Old fashioned is still romantic.

Linked up at

The Book Nook

 

Meeting the Governor

It’s not every day you get to meet the governor, but last week I did. I listened to him speak to a smallish group, wishing my daughter could be in the room. This is an important man.

He was very personable. I enjoyed his talk immensely and told him so. I got to shake his hand and have my picture taken with him. Right before the picture was snapped I wished I had worn something else, but was pleased just the same thinking about how I could say to my friends, “Guess what? I met the Governor!”

Here it is week later and I didn’t mention it to a soul.

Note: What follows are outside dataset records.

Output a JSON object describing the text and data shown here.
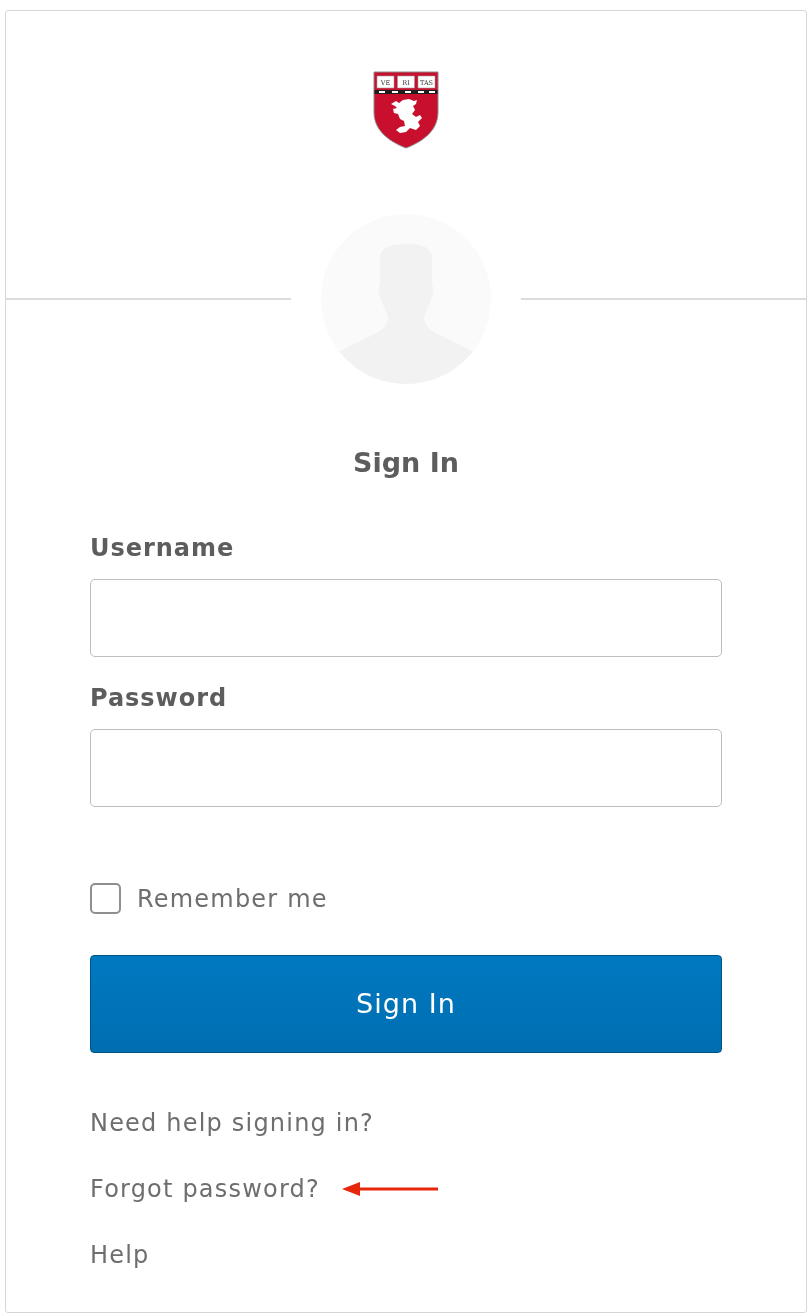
{
  "logo": {
    "motto": [
      "VE",
      "RI",
      "TAS"
    ]
  },
  "heading": "Sign In",
  "fields": [
    {
      "label": "Username"
    },
    {
      "label": "Password"
    }
  ],
  "remember": {
    "label": "Remember me",
    "checked": false
  },
  "submit": "Sign In",
  "links": [
    {
      "text": "Need help signing in?",
      "arrow": false
    },
    {
      "text": "Forgot password?",
      "arrow": true
    },
    {
      "text": "Help",
      "arrow": false
    }
  ]
}
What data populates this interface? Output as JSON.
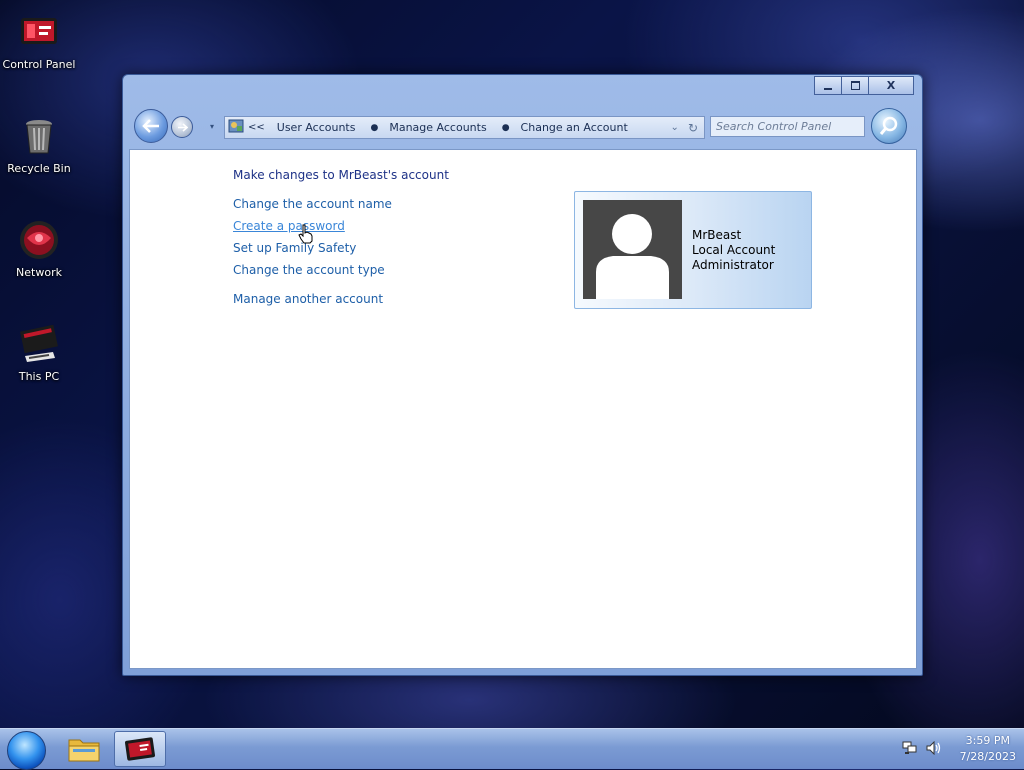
{
  "desktop": {
    "icons": [
      {
        "label": "Control Panel"
      },
      {
        "label": "Recycle Bin"
      },
      {
        "label": "Network"
      },
      {
        "label": "This PC"
      }
    ]
  },
  "window": {
    "controls": {
      "minimize": "",
      "maximize": "",
      "close": "X"
    },
    "address_bar": {
      "overflow": "<<",
      "crumbs": [
        "User Accounts",
        "Manage Accounts",
        "Change an Account"
      ]
    },
    "search": {
      "placeholder": "Search Control Panel"
    },
    "content": {
      "title": "Make changes to MrBeast's account",
      "links": [
        "Change the account name",
        "Create a password",
        "Set up Family Safety",
        "Change the account type",
        "Manage another account"
      ],
      "hovered_link": "Create a password",
      "account_card": {
        "name": "MrBeast",
        "type": "Local Account",
        "role": "Administrator"
      }
    }
  },
  "taskbar": {
    "clock": {
      "time": "3:59 PM",
      "date": "7/28/2023"
    }
  },
  "colors": {
    "link": "#1e5fa8",
    "title": "#1e3287",
    "window_frame": "#8fadE0",
    "taskbar": "#7b9bd3"
  }
}
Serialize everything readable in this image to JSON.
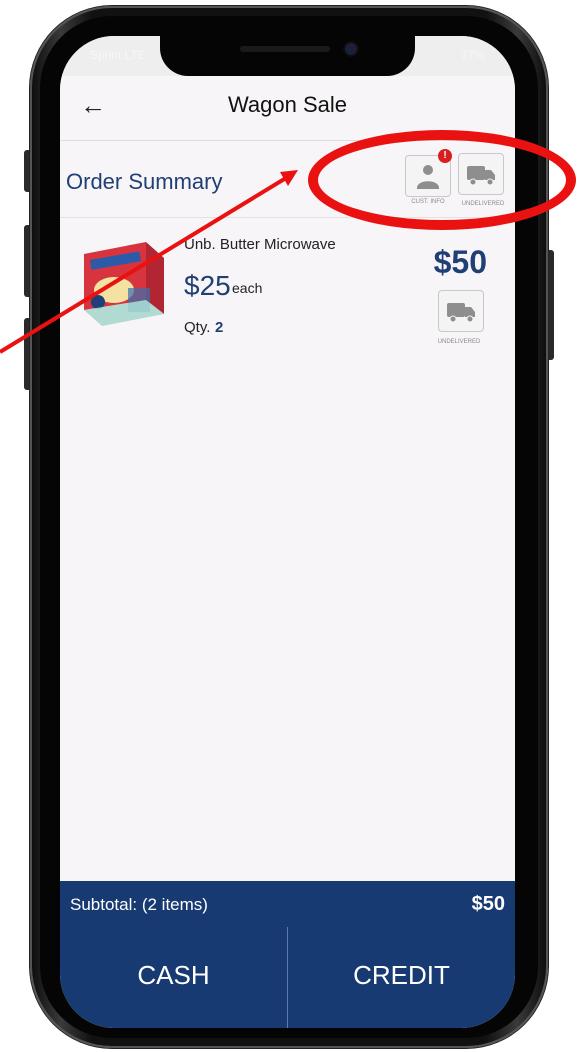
{
  "status_bar": {
    "carrier": "Sprint  LTE",
    "battery": "77%"
  },
  "header": {
    "title": "Wagon Sale",
    "back_icon": "arrow-left-icon"
  },
  "order_summary": {
    "title": "Order Summary",
    "cust_info_caption": "CUST. INFO",
    "cust_info_alert": "!",
    "delivery_caption": "UNDELIVERED"
  },
  "items": [
    {
      "name": "Unb. Butter Microwave",
      "unit_price": "$25",
      "unit_suffix": "each",
      "qty_label": "Qty.",
      "qty": "2",
      "line_total": "$50",
      "delivery_caption": "UNDELIVERED"
    }
  ],
  "footer": {
    "subtotal_label": "Subtotal: (2 items)",
    "subtotal_value": "$50",
    "cash_label": "CASH",
    "credit_label": "CREDIT"
  },
  "colors": {
    "brand_navy": "#183a72",
    "accent_blue": "#1f3f75",
    "annotation_red": "#ea1111",
    "alert_red": "#d71f1f"
  }
}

It’s been a hectic week. We are trying to get ready for a trip my daughter is taking. Performances are involved, so there are practices, costumes to get ready, hotel reservations to make, the list goes on. One of the boys is sick with some sort of virus again. It has been raining quite a bit lately and my car sprung a leak. A good six inches of water collected in the bottom of the trunk before we noticed it. There has been some upheaval in other areas of life as well. I think the most disrupting thing has been the addition of a new puppy to our family.

He is an eight week old mixed darling who came to us needing medical care and grooming. Now that he is feeling better we have discovered he obviously has some ADHD heritage. While our new pup Thunder is a joy, like some of the human boys in this family who also have ADHD heritage, he is an exhausting joy. He is going to be l a r g e. It is imperative that he learn commands like ‘down’ as soon as possible. Anyone who has ever had a pup knows there is a massive time investment in the cleaning and scooping areas as well. So I’ve been busy. Too busy to think about name dropping at all.

Yesterday my hands were in a sink of dirty dishes and I was day dreaming about being a famous novelist someday. Perhaps people would line up just to shake my hand and smile at me. That’s when I remembered meeting the Governor. If I ever do get famous I will certainly not be as important or vital as he is, and I had forgotten all about my big moment of meeting the governor.

Should my day in the spotlight ever come and my head start to swell, I will remind myself that people might have other things on their minds besides thinking about how great I am. Like getting on back to the house in hopes there won’t be extra puppy messes to clean up.